[PROVIDED RECORDS — start]

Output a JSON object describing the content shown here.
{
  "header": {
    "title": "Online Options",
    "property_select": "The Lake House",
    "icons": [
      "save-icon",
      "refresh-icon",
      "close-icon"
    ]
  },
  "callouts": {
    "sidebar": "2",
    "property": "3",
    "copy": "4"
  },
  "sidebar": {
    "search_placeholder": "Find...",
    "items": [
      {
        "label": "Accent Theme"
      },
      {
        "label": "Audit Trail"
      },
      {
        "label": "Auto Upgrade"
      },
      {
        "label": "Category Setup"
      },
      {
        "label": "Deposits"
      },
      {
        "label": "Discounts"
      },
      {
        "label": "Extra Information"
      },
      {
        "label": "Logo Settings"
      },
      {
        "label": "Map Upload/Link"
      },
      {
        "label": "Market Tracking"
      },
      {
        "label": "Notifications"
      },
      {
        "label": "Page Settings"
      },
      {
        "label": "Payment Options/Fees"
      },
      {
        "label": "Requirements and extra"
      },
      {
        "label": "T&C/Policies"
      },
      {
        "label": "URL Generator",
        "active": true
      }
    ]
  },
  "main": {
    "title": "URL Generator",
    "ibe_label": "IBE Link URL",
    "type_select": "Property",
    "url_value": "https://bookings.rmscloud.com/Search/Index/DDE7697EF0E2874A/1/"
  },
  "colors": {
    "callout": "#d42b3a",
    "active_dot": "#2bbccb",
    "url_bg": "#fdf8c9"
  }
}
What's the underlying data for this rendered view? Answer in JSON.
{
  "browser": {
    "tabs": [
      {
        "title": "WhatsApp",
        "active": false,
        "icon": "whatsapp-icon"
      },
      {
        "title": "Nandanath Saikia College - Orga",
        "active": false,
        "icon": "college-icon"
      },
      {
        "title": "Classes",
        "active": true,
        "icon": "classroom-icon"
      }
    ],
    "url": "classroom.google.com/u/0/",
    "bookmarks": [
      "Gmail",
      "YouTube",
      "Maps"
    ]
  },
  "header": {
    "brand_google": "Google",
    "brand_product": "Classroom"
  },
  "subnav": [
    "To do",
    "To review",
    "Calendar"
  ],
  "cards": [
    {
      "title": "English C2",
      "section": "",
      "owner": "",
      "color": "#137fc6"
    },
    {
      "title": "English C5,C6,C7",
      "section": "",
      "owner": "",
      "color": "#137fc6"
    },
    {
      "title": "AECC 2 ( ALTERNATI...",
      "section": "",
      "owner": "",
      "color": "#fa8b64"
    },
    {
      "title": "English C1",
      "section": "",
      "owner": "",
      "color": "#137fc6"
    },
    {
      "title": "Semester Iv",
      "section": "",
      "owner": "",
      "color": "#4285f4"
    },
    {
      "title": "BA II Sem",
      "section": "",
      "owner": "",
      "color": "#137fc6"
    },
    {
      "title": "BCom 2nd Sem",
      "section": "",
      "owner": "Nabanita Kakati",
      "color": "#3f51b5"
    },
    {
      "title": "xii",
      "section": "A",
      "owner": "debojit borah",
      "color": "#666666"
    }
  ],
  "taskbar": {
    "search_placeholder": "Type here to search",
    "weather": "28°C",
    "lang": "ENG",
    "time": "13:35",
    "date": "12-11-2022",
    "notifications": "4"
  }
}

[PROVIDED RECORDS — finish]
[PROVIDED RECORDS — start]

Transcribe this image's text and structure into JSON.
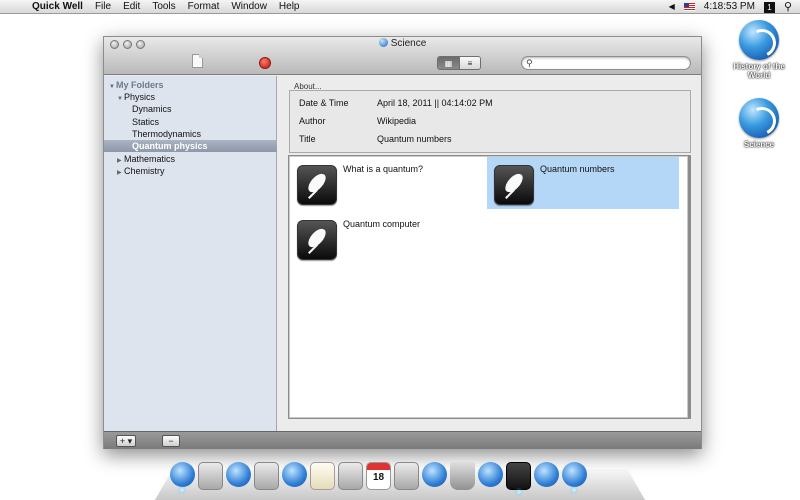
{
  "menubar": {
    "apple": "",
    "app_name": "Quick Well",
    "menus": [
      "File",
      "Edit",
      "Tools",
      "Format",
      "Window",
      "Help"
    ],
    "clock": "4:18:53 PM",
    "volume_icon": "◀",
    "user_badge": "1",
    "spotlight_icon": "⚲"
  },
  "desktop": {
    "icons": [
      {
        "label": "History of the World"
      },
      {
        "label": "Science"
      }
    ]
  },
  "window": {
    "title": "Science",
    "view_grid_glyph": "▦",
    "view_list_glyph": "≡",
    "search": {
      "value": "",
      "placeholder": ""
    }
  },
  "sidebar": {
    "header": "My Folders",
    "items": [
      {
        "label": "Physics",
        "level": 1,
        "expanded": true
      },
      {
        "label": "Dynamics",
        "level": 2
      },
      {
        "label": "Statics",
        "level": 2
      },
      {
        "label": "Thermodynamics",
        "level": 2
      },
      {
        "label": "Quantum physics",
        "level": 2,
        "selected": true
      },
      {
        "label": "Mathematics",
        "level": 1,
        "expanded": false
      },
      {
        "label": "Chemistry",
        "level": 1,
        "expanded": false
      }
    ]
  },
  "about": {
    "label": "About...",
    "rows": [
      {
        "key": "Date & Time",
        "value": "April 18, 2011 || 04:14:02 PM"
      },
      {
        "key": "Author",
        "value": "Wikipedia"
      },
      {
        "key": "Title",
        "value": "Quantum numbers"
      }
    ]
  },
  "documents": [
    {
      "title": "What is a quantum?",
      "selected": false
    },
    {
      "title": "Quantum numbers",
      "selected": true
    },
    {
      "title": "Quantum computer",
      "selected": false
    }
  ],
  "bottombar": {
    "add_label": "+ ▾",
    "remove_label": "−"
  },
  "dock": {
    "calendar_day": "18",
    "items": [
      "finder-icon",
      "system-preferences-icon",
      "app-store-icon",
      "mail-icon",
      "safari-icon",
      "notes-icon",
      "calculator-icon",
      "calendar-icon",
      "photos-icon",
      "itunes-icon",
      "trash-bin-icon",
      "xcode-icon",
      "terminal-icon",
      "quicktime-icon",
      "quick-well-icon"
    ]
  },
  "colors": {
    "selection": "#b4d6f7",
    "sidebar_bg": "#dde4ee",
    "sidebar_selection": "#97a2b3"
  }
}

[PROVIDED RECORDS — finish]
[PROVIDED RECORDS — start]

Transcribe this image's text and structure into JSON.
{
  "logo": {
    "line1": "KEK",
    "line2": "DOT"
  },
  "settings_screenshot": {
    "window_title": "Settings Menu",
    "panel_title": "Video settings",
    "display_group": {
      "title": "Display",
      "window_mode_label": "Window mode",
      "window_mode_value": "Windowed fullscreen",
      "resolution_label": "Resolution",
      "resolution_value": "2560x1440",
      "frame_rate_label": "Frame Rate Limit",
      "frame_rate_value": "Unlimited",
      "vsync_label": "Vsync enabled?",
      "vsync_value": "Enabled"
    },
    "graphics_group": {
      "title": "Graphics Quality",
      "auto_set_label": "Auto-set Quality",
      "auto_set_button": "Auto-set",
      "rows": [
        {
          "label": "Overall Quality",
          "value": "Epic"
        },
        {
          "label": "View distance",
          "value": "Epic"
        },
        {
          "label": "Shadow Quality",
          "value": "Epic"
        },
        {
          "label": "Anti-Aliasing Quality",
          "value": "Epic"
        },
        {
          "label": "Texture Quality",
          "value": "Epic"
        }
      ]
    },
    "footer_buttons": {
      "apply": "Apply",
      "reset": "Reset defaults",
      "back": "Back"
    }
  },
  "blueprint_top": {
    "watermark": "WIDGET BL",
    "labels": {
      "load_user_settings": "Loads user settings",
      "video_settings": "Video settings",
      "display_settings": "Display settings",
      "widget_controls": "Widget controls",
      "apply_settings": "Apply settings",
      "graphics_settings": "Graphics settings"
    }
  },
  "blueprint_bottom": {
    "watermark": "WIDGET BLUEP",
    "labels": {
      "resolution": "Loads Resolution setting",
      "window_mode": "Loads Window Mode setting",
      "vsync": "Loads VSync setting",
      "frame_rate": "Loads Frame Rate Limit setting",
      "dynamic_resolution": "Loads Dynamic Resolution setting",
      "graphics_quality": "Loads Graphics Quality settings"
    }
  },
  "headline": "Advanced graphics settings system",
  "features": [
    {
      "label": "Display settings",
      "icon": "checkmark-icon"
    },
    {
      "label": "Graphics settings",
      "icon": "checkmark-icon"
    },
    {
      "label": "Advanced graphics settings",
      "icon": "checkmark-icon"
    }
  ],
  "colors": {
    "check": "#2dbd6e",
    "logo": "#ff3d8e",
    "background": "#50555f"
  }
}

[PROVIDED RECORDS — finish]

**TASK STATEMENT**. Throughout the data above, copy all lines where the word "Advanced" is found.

**OUTPUT FOR THIS EXERCISE**.
  "headline": "Advanced graphics settings system",
      "label": "Advanced graphics settings",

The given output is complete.